I admit several things: I do not know the full extent of the IFC plan, I did not have family die in the Trade Center destruction, and none of my family members were heroic rescue workers during that time. With that in mind, I cannot say that I have the right to boldly state support of the museum. I think, however, that it would honor the lost lives and heroic deeds to connect our story to others in the world.

"The International Freedom Center was an obstacle not simply for the families, the first responders and all those who were personally affected by the events of Sept. 11," the New York Times quoted Diane Burlingame, opponent of the center, "but for all Americans who will be coming to the World Trade Center memorial to hear the story of 9/11 and that story only."

Why? Why do the citizens of the U.S. want to hear that story alone? I feel like the events of that day and the events that have happened since clearly show us that we are not a U.S. island. Our story affects the stories of other countries. Other countries' stories affect ours.

So the International Freedom Center will not be on the grounds and I’m sure this is fine. I hope, however, that we find some way in telling the story of this particular tragedy to show that our story stands in solidarity with suffering worldwide. The very concept of freedom around the world is part of the 9/11 story, which would be of great disservice to ignore.

5 comments:

Stephanie said...

hey ciona, i was just wondering where you have been published.

ssg

Heather said...

Wow. I tend to agree with you. We are tyoo little minded, as Americans. It wouldn't hurt to see how our tragedy related to others. Seems it would help, rather than harm, by reminding us that we are not alone.

Ciona said...

Hey Stephnie . . . I've been published mostly in news articles at UMC.org, the United Methodist Church web site. I've done some work for Interpreter Magazine and Circuit Rider. I'll publish a book in an Upper Room series this winter. I'm in the 2006 Disciplines for Upper Room, as well. And I'm working on the Africana Liturgy project (which is probably my favorite): www.africanaworship.org. That's mostly everything . . . I want to do more. Any ideas of what I should pursue, where I should submit?

Kami Rice said...

Ciona! You've been a busy blogger lately. I'll have to catch up soon. We were at the GBOD offices at the same time on Friday! Would've been fun to run into you. :-)

Anonymous said...

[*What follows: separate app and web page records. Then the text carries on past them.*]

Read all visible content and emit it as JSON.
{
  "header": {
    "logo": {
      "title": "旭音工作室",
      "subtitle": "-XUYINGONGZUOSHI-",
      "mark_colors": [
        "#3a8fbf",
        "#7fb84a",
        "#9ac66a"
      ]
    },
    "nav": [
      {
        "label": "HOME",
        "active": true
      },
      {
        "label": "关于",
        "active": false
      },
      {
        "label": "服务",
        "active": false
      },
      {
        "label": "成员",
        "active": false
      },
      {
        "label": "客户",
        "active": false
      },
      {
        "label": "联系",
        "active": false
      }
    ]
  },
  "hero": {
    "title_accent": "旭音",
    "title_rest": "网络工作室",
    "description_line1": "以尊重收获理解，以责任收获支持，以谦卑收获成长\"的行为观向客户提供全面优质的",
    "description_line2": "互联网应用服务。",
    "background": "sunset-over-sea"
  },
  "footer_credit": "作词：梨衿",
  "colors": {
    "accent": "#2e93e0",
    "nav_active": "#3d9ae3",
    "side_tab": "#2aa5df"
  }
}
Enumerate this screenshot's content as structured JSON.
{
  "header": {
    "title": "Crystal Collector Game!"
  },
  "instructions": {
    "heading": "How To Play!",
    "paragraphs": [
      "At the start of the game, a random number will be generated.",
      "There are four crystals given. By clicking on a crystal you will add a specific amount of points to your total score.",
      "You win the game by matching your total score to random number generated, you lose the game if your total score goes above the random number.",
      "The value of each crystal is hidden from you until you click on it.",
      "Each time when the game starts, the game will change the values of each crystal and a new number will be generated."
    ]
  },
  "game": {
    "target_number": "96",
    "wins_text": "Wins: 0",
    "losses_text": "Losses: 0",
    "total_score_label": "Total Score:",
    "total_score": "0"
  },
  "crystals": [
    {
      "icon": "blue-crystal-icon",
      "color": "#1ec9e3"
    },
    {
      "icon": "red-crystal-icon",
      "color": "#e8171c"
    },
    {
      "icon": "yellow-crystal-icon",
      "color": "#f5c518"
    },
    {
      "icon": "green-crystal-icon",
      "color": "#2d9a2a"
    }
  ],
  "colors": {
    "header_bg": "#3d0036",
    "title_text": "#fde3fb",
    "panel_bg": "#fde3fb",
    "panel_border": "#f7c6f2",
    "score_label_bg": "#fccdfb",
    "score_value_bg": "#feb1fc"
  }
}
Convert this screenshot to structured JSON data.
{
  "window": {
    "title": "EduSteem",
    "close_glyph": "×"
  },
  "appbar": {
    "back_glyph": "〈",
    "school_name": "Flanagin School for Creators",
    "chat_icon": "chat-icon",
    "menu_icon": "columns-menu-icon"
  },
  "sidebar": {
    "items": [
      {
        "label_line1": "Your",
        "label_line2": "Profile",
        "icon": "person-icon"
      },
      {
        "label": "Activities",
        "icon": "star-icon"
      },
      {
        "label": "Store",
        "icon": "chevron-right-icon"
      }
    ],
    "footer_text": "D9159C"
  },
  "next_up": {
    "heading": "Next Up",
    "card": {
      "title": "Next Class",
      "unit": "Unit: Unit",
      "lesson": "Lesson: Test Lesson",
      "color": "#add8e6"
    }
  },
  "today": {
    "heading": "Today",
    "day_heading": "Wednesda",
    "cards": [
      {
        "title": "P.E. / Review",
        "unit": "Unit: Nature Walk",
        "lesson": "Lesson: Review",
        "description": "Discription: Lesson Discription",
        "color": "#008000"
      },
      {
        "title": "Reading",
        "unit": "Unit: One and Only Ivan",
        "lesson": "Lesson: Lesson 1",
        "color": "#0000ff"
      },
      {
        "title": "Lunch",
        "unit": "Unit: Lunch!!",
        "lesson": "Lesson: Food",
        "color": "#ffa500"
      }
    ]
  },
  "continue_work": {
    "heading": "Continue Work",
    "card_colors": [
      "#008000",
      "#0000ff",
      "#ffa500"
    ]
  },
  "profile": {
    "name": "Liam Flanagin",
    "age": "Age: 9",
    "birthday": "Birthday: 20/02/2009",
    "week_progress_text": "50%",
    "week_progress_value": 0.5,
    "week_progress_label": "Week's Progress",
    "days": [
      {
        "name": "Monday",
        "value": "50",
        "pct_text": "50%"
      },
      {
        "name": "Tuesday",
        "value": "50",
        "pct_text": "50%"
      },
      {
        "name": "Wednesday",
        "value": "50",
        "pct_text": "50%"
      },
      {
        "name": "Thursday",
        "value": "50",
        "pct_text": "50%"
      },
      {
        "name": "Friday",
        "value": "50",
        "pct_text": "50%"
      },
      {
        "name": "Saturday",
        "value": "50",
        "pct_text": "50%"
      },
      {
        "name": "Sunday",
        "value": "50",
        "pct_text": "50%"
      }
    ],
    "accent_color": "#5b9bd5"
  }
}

I live in New York and unfortunately there is a covetnous by the families of the victims that has held government officials captive here. It seems that no one wants to rock the boat politically because the families have a great grasp of the power of the press and they have used it often. Most people are so outdone with the intricacies and particularities that it almost seems that the victims have been forgotten. No building could compensate or represent every victim perfectly and even though people died wrongly, I am willing to bet that not every victim was a saint. Somehow the memorial cannot represent the people. It must stand to make us remember so that it will not be repeated. OH, well... My mind is still on KATRINA SO THE MEMORIAL FAILS IN COMPARISON. I'LL THINK MORE ABOUT IT LATER. Keep writing. Good stuff!